In a brief per curiam opinion on November 22, the federal Fifth Circuit Court of Appeals made what, perhaps, should have been an obvious ruling: that where a Texas limitations tolling statute does not contain an exception, a federal judge cannot simply create one. However, in Clyce v. Butler, the trial judge decided otherwise, and was reversed by the Fifth Circuit.
In Clyce, 13-year-old Chance Clyce suffered serious injuries and a staph infection during a sixteen-day-stay at the Hunt County Juvenile Detention Center. The next year, Chance’s parents filed a lawsuit on their own behalf and on behalf of Chance as his “next friends” against Hunt County and several other defendants under the Texas Tort Claims Act and under section 1983 of the Enforcement Act of 1873 for violation of Chance’s civil rights. The parents lost this case when the federal court dismissed claims against two defendants without prejudice and granted summary judgment in favor of the remaining defendants.
In 2014, after Chance became an adult, he filed a section 1983 suit in his own right against several defendants for the same incident, including one of the defendants from his parents’ suit, and brought some of the same claims his parents brought.
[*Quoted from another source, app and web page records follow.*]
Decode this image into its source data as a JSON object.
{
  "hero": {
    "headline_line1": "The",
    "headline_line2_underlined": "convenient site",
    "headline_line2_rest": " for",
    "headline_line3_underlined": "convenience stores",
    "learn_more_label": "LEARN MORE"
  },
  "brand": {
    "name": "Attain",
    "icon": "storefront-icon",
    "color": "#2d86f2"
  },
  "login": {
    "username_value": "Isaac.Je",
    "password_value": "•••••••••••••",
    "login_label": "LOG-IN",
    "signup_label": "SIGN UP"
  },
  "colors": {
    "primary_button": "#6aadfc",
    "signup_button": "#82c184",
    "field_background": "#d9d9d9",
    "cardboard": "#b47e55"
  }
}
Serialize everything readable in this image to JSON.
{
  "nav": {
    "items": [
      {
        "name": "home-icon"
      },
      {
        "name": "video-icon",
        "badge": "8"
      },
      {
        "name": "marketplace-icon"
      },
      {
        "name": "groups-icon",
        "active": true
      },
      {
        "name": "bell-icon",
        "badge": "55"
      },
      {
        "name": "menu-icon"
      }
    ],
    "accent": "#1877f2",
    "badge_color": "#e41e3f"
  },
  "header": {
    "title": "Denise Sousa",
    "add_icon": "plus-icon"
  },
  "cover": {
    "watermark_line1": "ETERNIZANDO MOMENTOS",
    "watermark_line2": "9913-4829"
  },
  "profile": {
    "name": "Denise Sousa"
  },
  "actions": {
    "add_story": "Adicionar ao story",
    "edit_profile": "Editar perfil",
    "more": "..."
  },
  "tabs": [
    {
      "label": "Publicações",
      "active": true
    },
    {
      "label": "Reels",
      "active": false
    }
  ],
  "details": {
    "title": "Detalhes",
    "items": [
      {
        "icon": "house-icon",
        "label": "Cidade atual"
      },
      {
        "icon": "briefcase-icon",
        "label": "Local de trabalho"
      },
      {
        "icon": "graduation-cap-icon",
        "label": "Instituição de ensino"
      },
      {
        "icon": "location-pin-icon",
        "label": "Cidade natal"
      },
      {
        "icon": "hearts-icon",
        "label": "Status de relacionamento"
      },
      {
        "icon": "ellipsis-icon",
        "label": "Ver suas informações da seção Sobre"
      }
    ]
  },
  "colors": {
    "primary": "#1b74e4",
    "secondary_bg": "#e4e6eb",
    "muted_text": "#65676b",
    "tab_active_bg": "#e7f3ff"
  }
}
The district court dismissed the case, however, on the basis that Chance’s claims were barred by the statute of limitations.
Section 1983 allows a person to file suit against anyone who acts under “color of law” and violates the person’s federally-protected rights. While it is a federal law, suits under section 1983 are governed by the forum state’s statute of limitations for tort claims. Under Texas law, the statute of limitations for most personal injury tort lawsuits is two years from the time the cause of action “accrues,” which normally means when the injury happens. However, the law also provides that a person “younger than 18 years of age” is “under a legal disability,” and that where a person “is under a legal disability when the cause of action accrues, the time of the disability is not included in a limitations period.” This is commonly called the “tolling statute,” and effectively means that a person injured as a minor may normally file suit at any time until he turns 20.
The federal judge, however, held that there was an exception when “a next friend, represented by counsel, aggressively prosecutes a minor’s claims on his behalf.” Essentially, the judge held that because Chance’s parents filed suit previously, Chance had already had an opportunity to vindicate his rights and the purpose of the tolling statute was fulfilled. However, this exception appears nowhere in the Texas statute-as the Fifth Circuit noted, the “Texas code itself gives no indication that a next-friend lawsuit affects the tolling provision.” The Fifth Circuit held that Texas courts had declined to hold that the tolling statute could be waived, and concluded that “the district court erred by ‘fashioning a rule of [its] own making.'” The Fifth Circuit reversed the dismissal of Chance’s claims.